In a language test asking respondents to select the words that best describe the abortion bans, “anti-women” (35%), “government overreach” (34%), and “oppressive” (32%) rise to the top overall. Other words work with different partisan affiliations – “dangerous” works well with Democrats, while “extreme” works well with Independents and Republicans. Notably, “government overreach” resonates significantly among those who are personally against abortion, but do not think government should prevent women from making that decision for themselves (45%). The same language test shows that Americans don’t think words like “radical,” “inhumane,” “unsafe,” and “reckless” are the right way to describe the bans.
When it comes to abortion rights, keep women’s rights central, and focus on what’s happening now.
Navigator looked at several potential messages to undermine Republicans’ argument that the abortion bans are meant to protect the sanctity of life. Messages that focus on Republicans applying one- size-fits-all laws to personal situations they don’t understand, and doing nothing to actually help women get the care they need perform best.
The most convincing pro-choice message is one providing context for why a woman might need an abortion – sometimes a woman gets a diagnosis that a pregnancy is threatening her life or that the fetus won’t survive – and explains Republicans are interfering in personal situations they don’t understand by trying to apply one- size-fits-all laws to complex and personal health care decisions. This was one of five framings that bested a conservative “sanctity of life” argument by at least 24 points and won over 70% of the key bloc of Americans who support abortion rights, but oppose abortion for themselves.
Another strong pro-choice message is one that reinforces the belief that Republicans are trying to take away women’s rights: rather than helping women access care, they’re taking away a woman’s right to make decisions about her body and her future (64% overall, 77% among that key bloc).
While they still win against the Republican argument, this survey shows that suggesting Republicans are trying to take us backward with these abortion bans (61% overall, 66% among that key bloc), or playing politics is less effective (62% overall, 74% among that key bloc).

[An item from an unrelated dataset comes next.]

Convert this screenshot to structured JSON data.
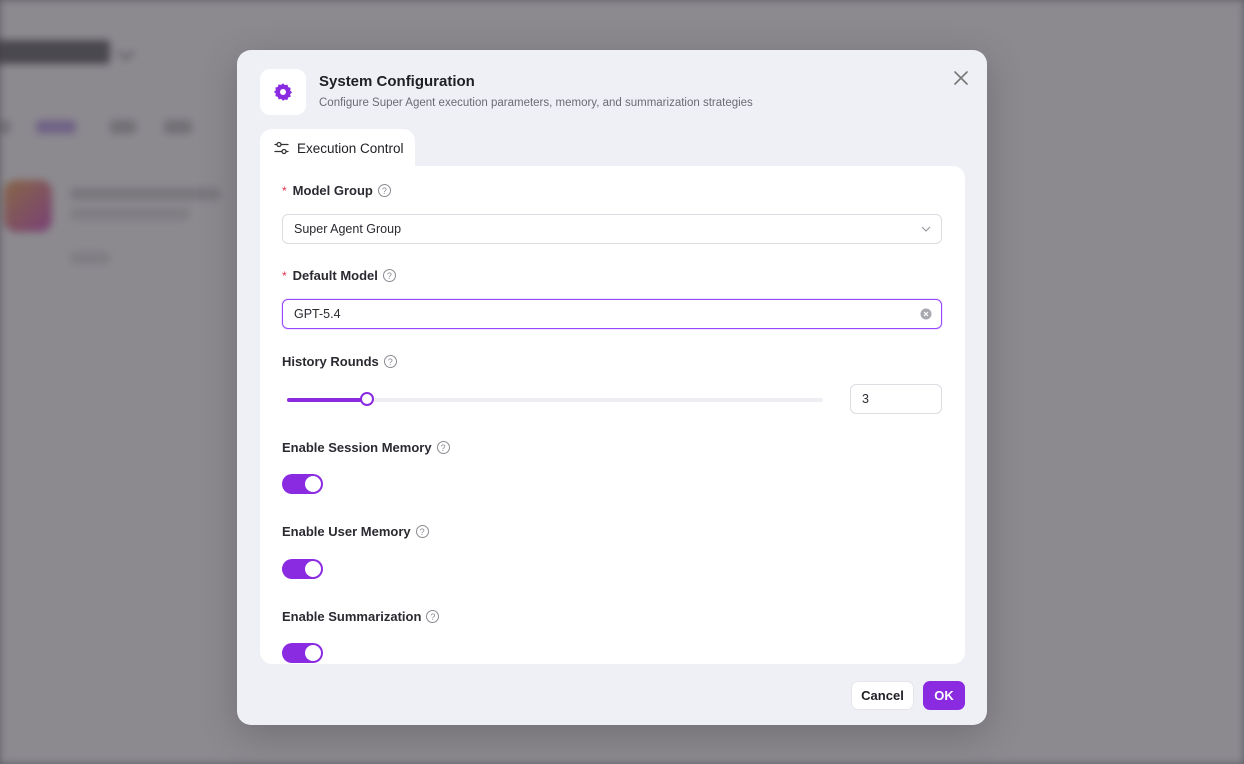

In a world where the news cycle is the length of a tweet, our leaders often lack the real-time public-sentiment analysis to shape the best approaches to talking about the issues that matter the most. Navigator is designed to act as a consistent, flexible, responsive tool to inform policy debates by conducting research and reliable guidance to inform allies, elected leaders, and the press. Navigator is a project led by pollsters from Global Strategy Group and GBAO along with an advisory committee, including: Andrea Purse, The Hub Project; Arkadi Gerney, The Hub Project; Christina Reynolds, EMILY’s List; Delvone Michael, Working Families; Felicia Wong, Roosevelt Institute; Mike Podhorzer, AFL-CIO; Jesse Ferguson, progressive strategist; Navin Nayak, Center for American Progress Action Fund; Ron Klain, Revolution; and Stephanie Valencia, Latino Victory Project; Symone Sanders, progressive strategist; Melanie Newman, Planned Parenthood.

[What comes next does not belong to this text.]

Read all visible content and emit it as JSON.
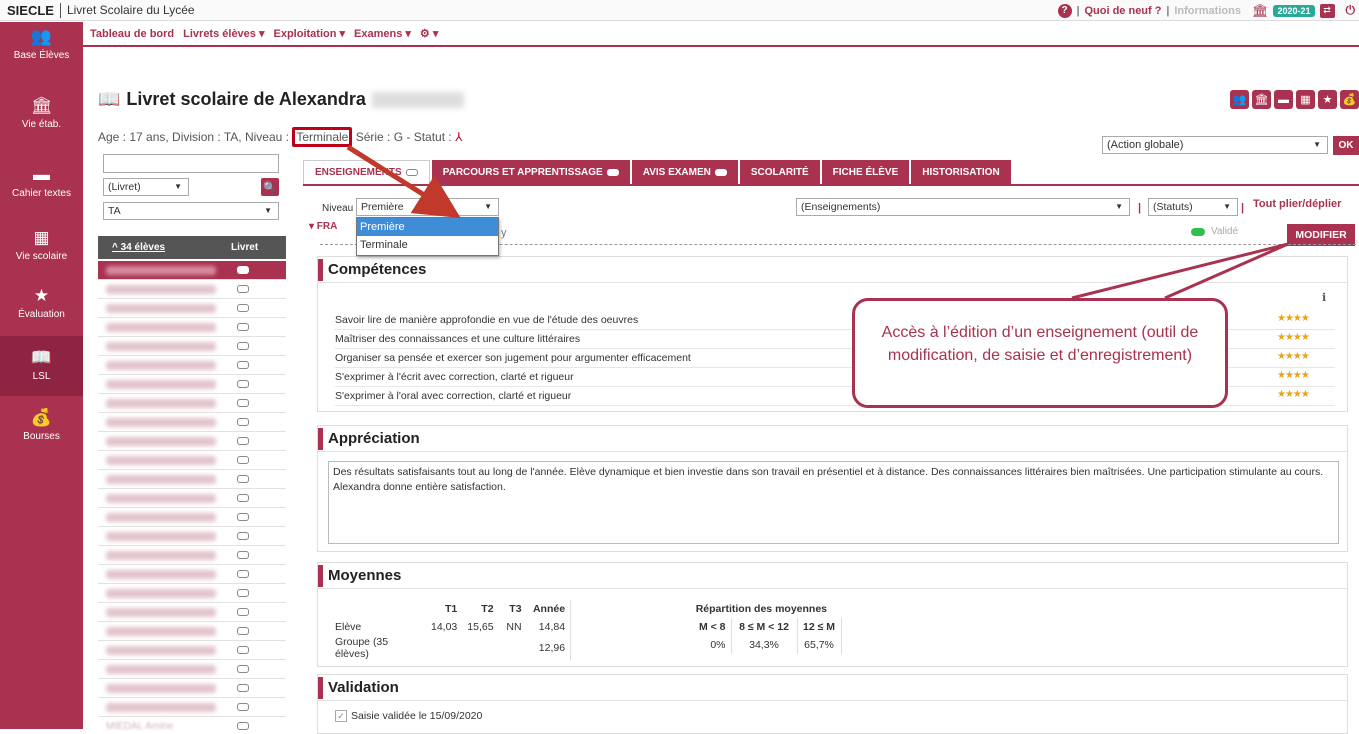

About the Study
Global Strategy Group conducted a public opinion survey among a sample of 1,113 registered voters between May 31-June 3, 2019. 113 additional interviews were conducted among political independents with no partisan lean. The survey was conducted online, recruiting respondents from multiple opt-in online panel vendors. Respondents were verified against a voter file and special care was taken to ensure the demographic composition of our sample matched that of the national registered voter population across a variety of demographic variables.
A vast majority of Americans oppose delaying the election; many say Trump’s recent posts on social media are designed to sow division and chaos.Read More
More Americans than ever rate the economy negatively and six in ten say it is still getting worse.Read More
Trump’s pandemic approval continues to decline while, for the first time, half of Americans know someone who has been infected with coronavirus.Read More